LS: The Directions API is another of the most frequently used interfaces, making it possible to obtain directions between two locations, plan routes with up to 100 waypoints and calculate the estimated journey time. As such, this API is used when companies need to plan or optimize routes. To expand on the example of the Geocoding API, if an employee’s location is shown, the Directions API can be used to calculate the shortest or fastest route to the next customer.
Are there any particularly exciting APIs?
DF: One of my favorites is the Roads API. It determines the road on which a vehicle is driving and provides additional metadata about that road, such as speed limits. It also has the feature Snap to Roads which is used when tracking vehicles. The Roads API allows the route to be compared with the road, which makes it possible to work out what road the vehicle is most likely to have taken. This is significantly more convenient for companies involved in fleet management, as routes are displayed directly with GPS sensor data. Journeys can also be analyzed better and more precisely.
LS: With a database of more than 100 million companies, businesses and other points of interest, I think the Places API is incredibly impressive. Its “search nearby” feature and automatic address completion are helpful too. Everyone knows the benefits of autocomplete when Googling and companies are able to exploit it in B2B and B2C operations.
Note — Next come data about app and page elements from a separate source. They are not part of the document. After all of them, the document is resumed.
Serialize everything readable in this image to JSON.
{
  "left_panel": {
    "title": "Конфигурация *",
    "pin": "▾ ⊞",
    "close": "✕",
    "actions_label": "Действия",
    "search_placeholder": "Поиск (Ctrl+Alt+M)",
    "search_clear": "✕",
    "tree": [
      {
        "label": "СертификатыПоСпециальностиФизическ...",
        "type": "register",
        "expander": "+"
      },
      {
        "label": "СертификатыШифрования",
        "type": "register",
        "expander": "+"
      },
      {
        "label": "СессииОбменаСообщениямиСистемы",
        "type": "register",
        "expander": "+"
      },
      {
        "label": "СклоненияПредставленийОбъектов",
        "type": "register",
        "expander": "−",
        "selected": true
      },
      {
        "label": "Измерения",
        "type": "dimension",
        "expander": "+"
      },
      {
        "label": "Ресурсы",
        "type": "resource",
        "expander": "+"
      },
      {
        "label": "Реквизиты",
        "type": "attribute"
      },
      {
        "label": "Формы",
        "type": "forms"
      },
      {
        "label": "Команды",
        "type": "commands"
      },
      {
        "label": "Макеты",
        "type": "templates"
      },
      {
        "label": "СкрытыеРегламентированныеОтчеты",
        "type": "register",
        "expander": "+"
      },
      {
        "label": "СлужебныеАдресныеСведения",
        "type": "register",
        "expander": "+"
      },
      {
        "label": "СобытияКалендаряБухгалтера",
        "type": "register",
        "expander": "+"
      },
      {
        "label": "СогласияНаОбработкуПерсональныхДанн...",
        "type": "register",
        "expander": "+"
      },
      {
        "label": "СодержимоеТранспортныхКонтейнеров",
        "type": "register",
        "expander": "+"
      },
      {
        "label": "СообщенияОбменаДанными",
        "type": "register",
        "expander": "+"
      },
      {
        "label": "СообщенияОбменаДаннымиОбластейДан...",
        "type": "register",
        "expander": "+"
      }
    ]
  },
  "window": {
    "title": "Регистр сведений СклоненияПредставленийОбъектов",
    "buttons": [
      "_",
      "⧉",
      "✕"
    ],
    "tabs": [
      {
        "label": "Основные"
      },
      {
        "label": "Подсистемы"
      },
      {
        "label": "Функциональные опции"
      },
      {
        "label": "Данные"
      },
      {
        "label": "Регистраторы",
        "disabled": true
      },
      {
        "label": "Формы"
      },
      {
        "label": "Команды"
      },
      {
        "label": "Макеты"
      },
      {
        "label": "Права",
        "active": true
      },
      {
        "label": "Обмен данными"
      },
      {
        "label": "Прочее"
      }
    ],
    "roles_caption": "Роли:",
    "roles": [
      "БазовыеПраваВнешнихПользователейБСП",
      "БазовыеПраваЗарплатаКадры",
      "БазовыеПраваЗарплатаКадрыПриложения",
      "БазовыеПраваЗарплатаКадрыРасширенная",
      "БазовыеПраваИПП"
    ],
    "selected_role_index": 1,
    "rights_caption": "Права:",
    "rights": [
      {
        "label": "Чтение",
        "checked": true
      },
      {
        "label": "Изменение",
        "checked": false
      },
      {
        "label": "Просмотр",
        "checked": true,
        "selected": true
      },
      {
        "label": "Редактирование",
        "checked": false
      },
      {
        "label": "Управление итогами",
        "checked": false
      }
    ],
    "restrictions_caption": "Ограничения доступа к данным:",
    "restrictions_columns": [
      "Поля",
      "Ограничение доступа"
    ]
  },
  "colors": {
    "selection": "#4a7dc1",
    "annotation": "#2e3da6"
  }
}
But autocomplete is not just user-friendly because it saves work. It also helps shipping companies to minimize errors in address validation and work more efficiently.
How are APIs linked together?
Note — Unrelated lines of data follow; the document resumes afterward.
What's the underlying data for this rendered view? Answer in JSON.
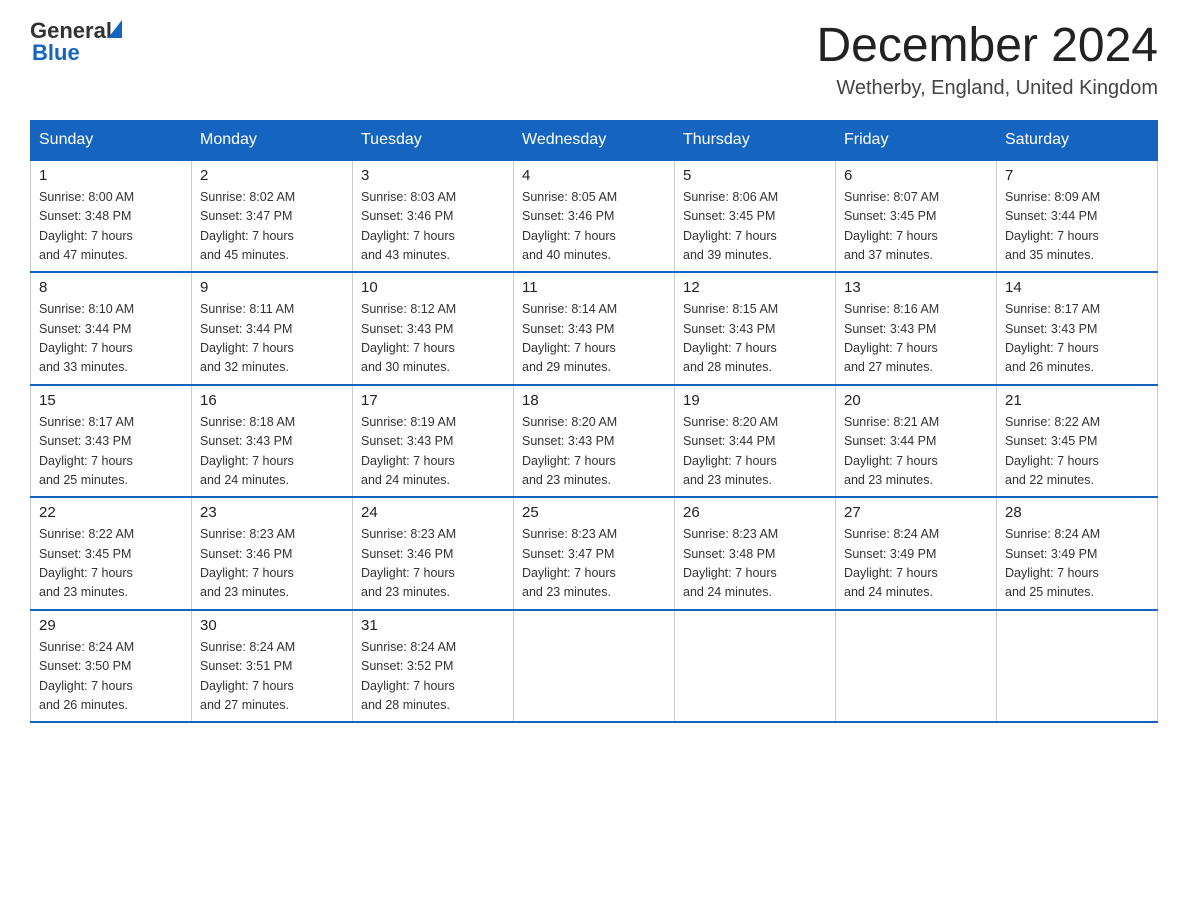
{
  "logo": {
    "general": "General",
    "blue": "Blue"
  },
  "title": "December 2024",
  "location": "Wetherby, England, United Kingdom",
  "days_of_week": [
    "Sunday",
    "Monday",
    "Tuesday",
    "Wednesday",
    "Thursday",
    "Friday",
    "Saturday"
  ],
  "weeks": [
    [
      {
        "day": "1",
        "sunrise": "8:00 AM",
        "sunset": "3:48 PM",
        "daylight": "7 hours and 47 minutes."
      },
      {
        "day": "2",
        "sunrise": "8:02 AM",
        "sunset": "3:47 PM",
        "daylight": "7 hours and 45 minutes."
      },
      {
        "day": "3",
        "sunrise": "8:03 AM",
        "sunset": "3:46 PM",
        "daylight": "7 hours and 43 minutes."
      },
      {
        "day": "4",
        "sunrise": "8:05 AM",
        "sunset": "3:46 PM",
        "daylight": "7 hours and 40 minutes."
      },
      {
        "day": "5",
        "sunrise": "8:06 AM",
        "sunset": "3:45 PM",
        "daylight": "7 hours and 39 minutes."
      },
      {
        "day": "6",
        "sunrise": "8:07 AM",
        "sunset": "3:45 PM",
        "daylight": "7 hours and 37 minutes."
      },
      {
        "day": "7",
        "sunrise": "8:09 AM",
        "sunset": "3:44 PM",
        "daylight": "7 hours and 35 minutes."
      }
    ],
    [
      {
        "day": "8",
        "sunrise": "8:10 AM",
        "sunset": "3:44 PM",
        "daylight": "7 hours and 33 minutes."
      },
      {
        "day": "9",
        "sunrise": "8:11 AM",
        "sunset": "3:44 PM",
        "daylight": "7 hours and 32 minutes."
      },
      {
        "day": "10",
        "sunrise": "8:12 AM",
        "sunset": "3:43 PM",
        "daylight": "7 hours and 30 minutes."
      },
      {
        "day": "11",
        "sunrise": "8:14 AM",
        "sunset": "3:43 PM",
        "daylight": "7 hours and 29 minutes."
      },
      {
        "day": "12",
        "sunrise": "8:15 AM",
        "sunset": "3:43 PM",
        "daylight": "7 hours and 28 minutes."
      },
      {
        "day": "13",
        "sunrise": "8:16 AM",
        "sunset": "3:43 PM",
        "daylight": "7 hours and 27 minutes."
      },
      {
        "day": "14",
        "sunrise": "8:17 AM",
        "sunset": "3:43 PM",
        "daylight": "7 hours and 26 minutes."
      }
    ],
    [
      {
        "day": "15",
        "sunrise": "8:17 AM",
        "sunset": "3:43 PM",
        "daylight": "7 hours and 25 minutes."
      },
      {
        "day": "16",
        "sunrise": "8:18 AM",
        "sunset": "3:43 PM",
        "daylight": "7 hours and 24 minutes."
      },
      {
        "day": "17",
        "sunrise": "8:19 AM",
        "sunset": "3:43 PM",
        "daylight": "7 hours and 24 minutes."
      },
      {
        "day": "18",
        "sunrise": "8:20 AM",
        "sunset": "3:43 PM",
        "daylight": "7 hours and 23 minutes."
      },
      {
        "day": "19",
        "sunrise": "8:20 AM",
        "sunset": "3:44 PM",
        "daylight": "7 hours and 23 minutes."
      },
      {
        "day": "20",
        "sunrise": "8:21 AM",
        "sunset": "3:44 PM",
        "daylight": "7 hours and 23 minutes."
      },
      {
        "day": "21",
        "sunrise": "8:22 AM",
        "sunset": "3:45 PM",
        "daylight": "7 hours and 22 minutes."
      }
    ],
    [
      {
        "day": "22",
        "sunrise": "8:22 AM",
        "sunset": "3:45 PM",
        "daylight": "7 hours and 23 minutes."
      },
      {
        "day": "23",
        "sunrise": "8:23 AM",
        "sunset": "3:46 PM",
        "daylight": "7 hours and 23 minutes."
      },
      {
        "day": "24",
        "sunrise": "8:23 AM",
        "sunset": "3:46 PM",
        "daylight": "7 hours and 23 minutes."
      },
      {
        "day": "25",
        "sunrise": "8:23 AM",
        "sunset": "3:47 PM",
        "daylight": "7 hours and 23 minutes."
      },
      {
        "day": "26",
        "sunrise": "8:23 AM",
        "sunset": "3:48 PM",
        "daylight": "7 hours and 24 minutes."
      },
      {
        "day": "27",
        "sunrise": "8:24 AM",
        "sunset": "3:49 PM",
        "daylight": "7 hours and 24 minutes."
      },
      {
        "day": "28",
        "sunrise": "8:24 AM",
        "sunset": "3:49 PM",
        "daylight": "7 hours and 25 minutes."
      }
    ],
    [
      {
        "day": "29",
        "sunrise": "8:24 AM",
        "sunset": "3:50 PM",
        "daylight": "7 hours and 26 minutes."
      },
      {
        "day": "30",
        "sunrise": "8:24 AM",
        "sunset": "3:51 PM",
        "daylight": "7 hours and 27 minutes."
      },
      {
        "day": "31",
        "sunrise": "8:24 AM",
        "sunset": "3:52 PM",
        "daylight": "7 hours and 28 minutes."
      },
      null,
      null,
      null,
      null
    ]
  ]
}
PL: Often, information from one API is supplemented by further APIs and augmented by additional information. A good example of multiple APIs being used is www.wo.de. The website shows relevant information on the current location or a particular destination. There are three APIs working in the background for this – Places, Geocoding and Directions. Another good example is Sun Surveyor, an app which calculates when and where perfect sunlight can be found. This application helps in finding locations for solar panels, for example. Photographers use the app for their work too. The elements integrated here were the Elevation API, Time Zone API, Google Maps SDK for iOS and Google Maps Android API.
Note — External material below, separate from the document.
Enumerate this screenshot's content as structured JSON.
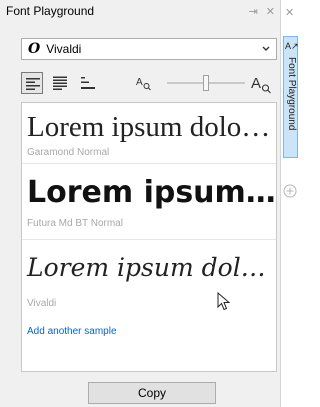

What is Google currently working on – and what can we look forward to in the future?
LS: Google is constantly working to improve and update their APIs, so the options available in the Directions and Distance Matrix APIs should increase in future. The Directions API recently had historical traffic data integrated, which gives information about how heavy the traffic is likely to be at a particular time on a given day of the week. This enhancement to the API has been well received. I am curious to see what innovations Google will introduce in the next few years. They are clearly working tirelessly to ensure that they continue to cover customer needs as broadly in the future.